Task to complete: Go line by line through the data below and work out how many lines contain "JSON"; the answer is that number alone.

(Dataset items)
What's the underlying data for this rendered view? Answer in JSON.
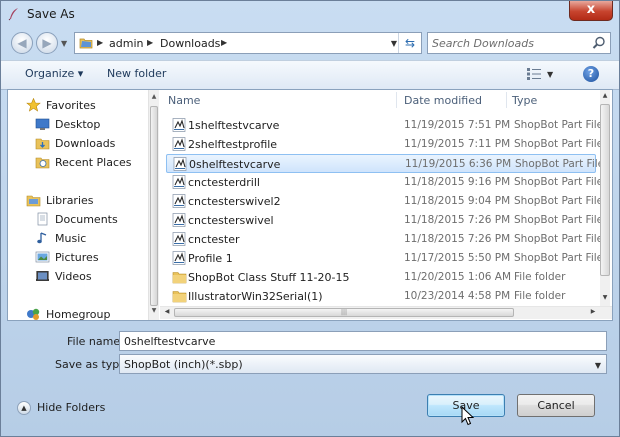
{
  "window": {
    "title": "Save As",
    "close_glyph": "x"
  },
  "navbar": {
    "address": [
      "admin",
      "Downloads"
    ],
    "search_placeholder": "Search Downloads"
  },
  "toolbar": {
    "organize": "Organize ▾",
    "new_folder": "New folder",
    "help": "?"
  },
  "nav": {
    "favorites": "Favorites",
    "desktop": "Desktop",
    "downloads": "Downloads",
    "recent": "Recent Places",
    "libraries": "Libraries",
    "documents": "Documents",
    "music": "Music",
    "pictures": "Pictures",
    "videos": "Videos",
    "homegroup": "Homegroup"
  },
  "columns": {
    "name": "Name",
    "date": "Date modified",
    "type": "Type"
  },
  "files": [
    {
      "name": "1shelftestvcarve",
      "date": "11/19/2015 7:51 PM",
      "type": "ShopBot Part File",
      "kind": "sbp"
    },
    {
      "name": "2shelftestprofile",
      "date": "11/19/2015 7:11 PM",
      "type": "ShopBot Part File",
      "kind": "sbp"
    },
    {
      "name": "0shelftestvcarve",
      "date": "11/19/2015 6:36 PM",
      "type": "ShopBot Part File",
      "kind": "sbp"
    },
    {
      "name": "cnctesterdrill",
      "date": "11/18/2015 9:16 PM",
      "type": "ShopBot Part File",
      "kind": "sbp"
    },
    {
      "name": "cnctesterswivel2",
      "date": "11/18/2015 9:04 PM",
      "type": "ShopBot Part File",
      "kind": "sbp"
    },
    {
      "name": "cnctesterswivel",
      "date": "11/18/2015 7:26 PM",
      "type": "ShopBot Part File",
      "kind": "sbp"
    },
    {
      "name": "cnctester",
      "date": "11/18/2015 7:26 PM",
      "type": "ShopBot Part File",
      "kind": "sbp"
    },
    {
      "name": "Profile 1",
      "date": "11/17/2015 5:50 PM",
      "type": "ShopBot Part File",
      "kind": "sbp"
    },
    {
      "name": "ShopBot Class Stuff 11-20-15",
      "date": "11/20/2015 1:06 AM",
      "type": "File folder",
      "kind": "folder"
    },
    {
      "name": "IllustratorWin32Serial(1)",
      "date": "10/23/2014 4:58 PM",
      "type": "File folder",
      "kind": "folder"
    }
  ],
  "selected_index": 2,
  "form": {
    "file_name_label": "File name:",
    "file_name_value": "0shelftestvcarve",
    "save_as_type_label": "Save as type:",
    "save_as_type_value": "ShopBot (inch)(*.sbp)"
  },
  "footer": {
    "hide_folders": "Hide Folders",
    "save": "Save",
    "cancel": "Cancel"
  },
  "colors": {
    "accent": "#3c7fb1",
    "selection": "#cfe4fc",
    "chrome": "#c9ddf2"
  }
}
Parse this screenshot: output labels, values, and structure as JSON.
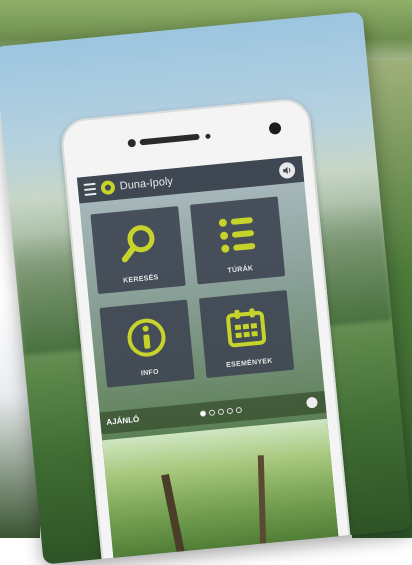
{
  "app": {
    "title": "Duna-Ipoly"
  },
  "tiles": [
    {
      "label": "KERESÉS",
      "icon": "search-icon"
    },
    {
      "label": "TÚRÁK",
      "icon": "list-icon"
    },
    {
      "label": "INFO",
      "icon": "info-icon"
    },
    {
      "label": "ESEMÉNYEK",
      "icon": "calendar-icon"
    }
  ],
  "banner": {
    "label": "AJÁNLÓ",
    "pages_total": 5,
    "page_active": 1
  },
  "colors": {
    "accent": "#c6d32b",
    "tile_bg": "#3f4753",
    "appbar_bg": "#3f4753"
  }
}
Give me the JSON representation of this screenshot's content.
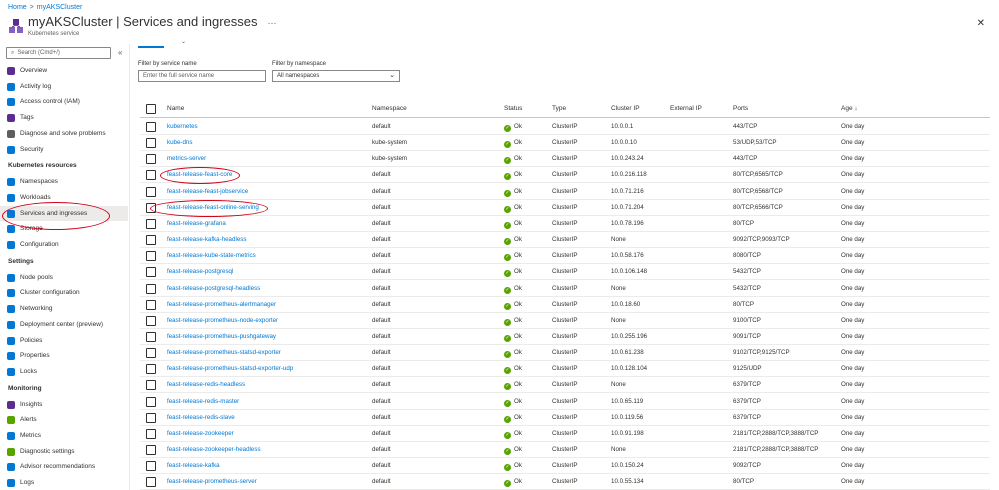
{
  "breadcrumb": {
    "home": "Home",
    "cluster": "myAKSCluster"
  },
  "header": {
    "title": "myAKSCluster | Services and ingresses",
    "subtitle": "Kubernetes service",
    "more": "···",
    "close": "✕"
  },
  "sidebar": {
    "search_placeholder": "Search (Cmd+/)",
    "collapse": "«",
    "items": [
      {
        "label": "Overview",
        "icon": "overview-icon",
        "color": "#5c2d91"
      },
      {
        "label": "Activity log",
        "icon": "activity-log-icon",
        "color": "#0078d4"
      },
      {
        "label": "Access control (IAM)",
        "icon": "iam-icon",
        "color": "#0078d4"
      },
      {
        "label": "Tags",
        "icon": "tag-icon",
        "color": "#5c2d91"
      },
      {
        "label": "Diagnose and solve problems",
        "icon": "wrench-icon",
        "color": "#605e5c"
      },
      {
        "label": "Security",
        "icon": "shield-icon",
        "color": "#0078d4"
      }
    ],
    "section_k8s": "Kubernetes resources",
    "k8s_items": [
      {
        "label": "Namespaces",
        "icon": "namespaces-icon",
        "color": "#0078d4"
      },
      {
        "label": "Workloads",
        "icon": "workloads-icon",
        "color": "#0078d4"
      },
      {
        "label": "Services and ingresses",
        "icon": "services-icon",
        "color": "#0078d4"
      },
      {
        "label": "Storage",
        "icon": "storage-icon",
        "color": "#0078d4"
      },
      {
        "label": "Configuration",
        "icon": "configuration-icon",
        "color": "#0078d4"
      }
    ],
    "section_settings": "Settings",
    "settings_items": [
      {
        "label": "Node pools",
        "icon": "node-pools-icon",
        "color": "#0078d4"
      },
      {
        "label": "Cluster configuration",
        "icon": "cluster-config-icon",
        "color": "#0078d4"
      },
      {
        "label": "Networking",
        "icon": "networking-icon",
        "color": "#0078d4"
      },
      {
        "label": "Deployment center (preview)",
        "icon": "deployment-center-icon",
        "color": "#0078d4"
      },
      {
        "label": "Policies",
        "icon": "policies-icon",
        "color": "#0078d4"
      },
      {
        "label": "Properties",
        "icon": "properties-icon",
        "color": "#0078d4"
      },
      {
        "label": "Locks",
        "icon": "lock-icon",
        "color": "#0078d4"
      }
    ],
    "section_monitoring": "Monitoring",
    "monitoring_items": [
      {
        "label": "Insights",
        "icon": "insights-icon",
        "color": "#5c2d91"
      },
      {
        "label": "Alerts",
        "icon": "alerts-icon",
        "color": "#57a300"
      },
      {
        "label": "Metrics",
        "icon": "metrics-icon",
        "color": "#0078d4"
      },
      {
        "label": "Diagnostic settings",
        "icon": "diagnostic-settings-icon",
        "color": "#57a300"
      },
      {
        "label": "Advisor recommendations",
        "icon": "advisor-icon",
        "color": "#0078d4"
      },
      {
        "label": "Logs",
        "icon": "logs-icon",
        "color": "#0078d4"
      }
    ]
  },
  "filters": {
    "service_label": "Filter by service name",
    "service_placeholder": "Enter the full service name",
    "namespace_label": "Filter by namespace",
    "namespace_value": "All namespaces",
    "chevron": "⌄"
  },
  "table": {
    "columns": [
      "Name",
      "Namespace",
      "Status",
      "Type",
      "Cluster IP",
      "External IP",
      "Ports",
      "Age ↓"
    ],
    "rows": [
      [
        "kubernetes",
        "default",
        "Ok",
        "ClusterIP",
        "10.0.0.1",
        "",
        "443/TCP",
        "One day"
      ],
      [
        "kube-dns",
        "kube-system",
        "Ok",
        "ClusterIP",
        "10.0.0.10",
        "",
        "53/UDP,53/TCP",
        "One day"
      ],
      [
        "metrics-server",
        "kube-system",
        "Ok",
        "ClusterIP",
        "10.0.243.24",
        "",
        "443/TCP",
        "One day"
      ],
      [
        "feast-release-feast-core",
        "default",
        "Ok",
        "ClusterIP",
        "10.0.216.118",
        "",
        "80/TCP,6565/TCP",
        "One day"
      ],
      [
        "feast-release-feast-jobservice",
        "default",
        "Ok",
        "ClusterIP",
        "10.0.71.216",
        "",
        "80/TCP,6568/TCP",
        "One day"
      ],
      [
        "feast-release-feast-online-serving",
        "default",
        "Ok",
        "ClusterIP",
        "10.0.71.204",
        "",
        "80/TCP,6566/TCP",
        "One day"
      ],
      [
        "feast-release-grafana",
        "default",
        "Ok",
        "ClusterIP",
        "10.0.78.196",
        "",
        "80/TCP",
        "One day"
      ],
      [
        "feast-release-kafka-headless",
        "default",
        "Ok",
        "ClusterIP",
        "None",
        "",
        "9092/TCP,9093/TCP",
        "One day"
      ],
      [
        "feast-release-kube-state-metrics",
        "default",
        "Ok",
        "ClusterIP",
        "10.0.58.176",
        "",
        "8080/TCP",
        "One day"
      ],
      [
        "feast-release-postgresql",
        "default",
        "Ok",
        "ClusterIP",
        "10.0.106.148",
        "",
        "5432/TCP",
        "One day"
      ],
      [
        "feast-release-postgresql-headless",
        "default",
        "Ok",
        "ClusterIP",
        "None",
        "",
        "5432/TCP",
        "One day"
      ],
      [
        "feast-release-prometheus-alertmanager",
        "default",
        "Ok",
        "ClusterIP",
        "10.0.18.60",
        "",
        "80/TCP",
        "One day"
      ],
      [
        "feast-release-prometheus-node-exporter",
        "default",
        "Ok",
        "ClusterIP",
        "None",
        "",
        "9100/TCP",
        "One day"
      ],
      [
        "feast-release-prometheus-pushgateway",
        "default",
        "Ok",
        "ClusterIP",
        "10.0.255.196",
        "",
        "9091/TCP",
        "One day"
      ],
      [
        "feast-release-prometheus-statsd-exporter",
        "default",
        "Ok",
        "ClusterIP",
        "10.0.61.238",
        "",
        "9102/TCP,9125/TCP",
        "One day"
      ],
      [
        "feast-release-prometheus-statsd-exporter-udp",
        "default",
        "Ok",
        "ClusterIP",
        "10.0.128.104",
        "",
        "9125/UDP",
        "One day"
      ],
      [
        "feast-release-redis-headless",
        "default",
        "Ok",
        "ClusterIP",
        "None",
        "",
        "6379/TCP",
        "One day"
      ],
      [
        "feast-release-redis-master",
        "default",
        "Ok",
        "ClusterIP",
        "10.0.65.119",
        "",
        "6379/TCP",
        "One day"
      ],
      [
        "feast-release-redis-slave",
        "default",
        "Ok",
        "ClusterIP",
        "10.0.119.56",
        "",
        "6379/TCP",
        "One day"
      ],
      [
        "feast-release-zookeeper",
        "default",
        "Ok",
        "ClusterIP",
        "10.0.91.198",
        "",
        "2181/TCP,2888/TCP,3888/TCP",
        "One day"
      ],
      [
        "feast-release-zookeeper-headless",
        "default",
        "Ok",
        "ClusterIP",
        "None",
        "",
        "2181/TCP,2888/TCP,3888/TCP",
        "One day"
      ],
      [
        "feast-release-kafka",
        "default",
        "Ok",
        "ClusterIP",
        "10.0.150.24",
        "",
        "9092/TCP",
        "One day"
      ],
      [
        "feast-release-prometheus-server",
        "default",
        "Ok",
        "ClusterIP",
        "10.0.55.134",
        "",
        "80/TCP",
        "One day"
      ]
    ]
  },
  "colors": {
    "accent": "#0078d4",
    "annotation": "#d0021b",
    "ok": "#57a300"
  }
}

Result of the exercise: 3